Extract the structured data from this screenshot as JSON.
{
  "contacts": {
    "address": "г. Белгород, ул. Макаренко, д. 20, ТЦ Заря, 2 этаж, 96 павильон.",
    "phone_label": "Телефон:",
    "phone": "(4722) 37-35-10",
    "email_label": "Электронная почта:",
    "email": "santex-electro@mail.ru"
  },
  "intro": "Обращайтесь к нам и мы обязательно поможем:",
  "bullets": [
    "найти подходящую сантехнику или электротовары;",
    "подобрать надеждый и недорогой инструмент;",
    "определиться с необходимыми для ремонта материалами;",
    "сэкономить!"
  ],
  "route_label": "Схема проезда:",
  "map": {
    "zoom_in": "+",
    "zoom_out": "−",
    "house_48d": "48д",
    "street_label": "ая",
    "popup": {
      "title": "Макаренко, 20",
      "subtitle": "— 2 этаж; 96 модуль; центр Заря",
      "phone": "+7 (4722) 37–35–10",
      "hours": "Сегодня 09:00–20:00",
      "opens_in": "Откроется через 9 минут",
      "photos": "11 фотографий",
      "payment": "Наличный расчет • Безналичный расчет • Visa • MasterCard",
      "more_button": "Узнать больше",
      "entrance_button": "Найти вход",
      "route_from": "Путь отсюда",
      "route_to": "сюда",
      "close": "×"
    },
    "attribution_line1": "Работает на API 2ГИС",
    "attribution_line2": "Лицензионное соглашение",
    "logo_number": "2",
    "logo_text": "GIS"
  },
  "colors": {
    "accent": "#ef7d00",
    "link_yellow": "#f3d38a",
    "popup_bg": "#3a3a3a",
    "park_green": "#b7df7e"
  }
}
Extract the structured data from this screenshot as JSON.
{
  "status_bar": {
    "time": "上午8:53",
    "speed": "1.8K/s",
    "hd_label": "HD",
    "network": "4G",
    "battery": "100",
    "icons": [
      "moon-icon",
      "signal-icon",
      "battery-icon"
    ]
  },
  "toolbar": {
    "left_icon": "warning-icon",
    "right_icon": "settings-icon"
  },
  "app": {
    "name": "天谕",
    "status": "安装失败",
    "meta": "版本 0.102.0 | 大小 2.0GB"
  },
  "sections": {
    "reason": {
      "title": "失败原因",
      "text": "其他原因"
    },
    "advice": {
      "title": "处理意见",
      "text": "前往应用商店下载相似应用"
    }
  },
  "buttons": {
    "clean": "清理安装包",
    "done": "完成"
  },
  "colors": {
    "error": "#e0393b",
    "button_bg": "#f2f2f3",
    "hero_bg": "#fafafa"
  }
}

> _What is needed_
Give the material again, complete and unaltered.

> _Task result_
Extract the structured data from this screenshot as JSON.
{
  "contacts": {
    "address": "г. Белгород, ул. Макаренко, д. 20, ТЦ Заря, 2 этаж, 96 павильон.",
    "phone_label": "Телефон:",
    "phone": "(4722) 37-35-10",
    "email_label": "Электронная почта:",
    "email": "santex-electro@mail.ru"
  },
  "intro": "Обращайтесь к нам и мы обязательно поможем:",
  "bullets": [
    "найти подходящую сантехнику или электротовары;",
    "подобрать надеждый и недорогой инструмент;",
    "определиться с необходимыми для ремонта материалами;",
    "сэкономить!"
  ],
  "route_label": "Схема проезда:",
  "map": {
    "zoom_in": "+",
    "zoom_out": "−",
    "house_48d": "48д",
    "street_label": "ая",
    "popup": {
      "title": "Макаренко, 20",
      "subtitle": "— 2 этаж; 96 модуль; центр Заря",
      "phone": "+7 (4722) 37–35–10",
      "hours": "Сегодня 09:00–20:00",
      "opens_in": "Откроется через 9 минут",
      "photos": "11 фотографий",
      "payment": "Наличный расчет • Безналичный расчет • Visa • MasterCard",
      "more_button": "Узнать больше",
      "entrance_button": "Найти вход",
      "route_from": "Путь отсюда",
      "route_to": "сюда",
      "close": "×"
    },
    "attribution_line1": "Работает на API 2ГИС",
    "attribution_line2": "Лицензионное соглашение",
    "logo_number": "2",
    "logo_text": "GIS"
  },
  "colors": {
    "accent": "#ef7d00",
    "link_yellow": "#f3d38a",
    "popup_bg": "#3a3a3a",
    "park_green": "#b7df7e"
  }
}
Extract the structured data from this screenshot as JSON.
{
  "status_bar": {
    "time": "上午8:53",
    "speed": "1.8K/s",
    "hd_label": "HD",
    "network": "4G",
    "battery": "100",
    "icons": [
      "moon-icon",
      "signal-icon",
      "battery-icon"
    ]
  },
  "toolbar": {
    "left_icon": "warning-icon",
    "right_icon": "settings-icon"
  },
  "app": {
    "name": "天谕",
    "status": "安装失败",
    "meta": "版本 0.102.0 | 大小 2.0GB"
  },
  "sections": {
    "reason": {
      "title": "失败原因",
      "text": "其他原因"
    },
    "advice": {
      "title": "处理意见",
      "text": "前往应用商店下载相似应用"
    }
  },
  "buttons": {
    "clean": "清理安装包",
    "done": "完成"
  },
  "colors": {
    "error": "#e0393b",
    "button_bg": "#f2f2f3",
    "hero_bg": "#fafafa"
  }
}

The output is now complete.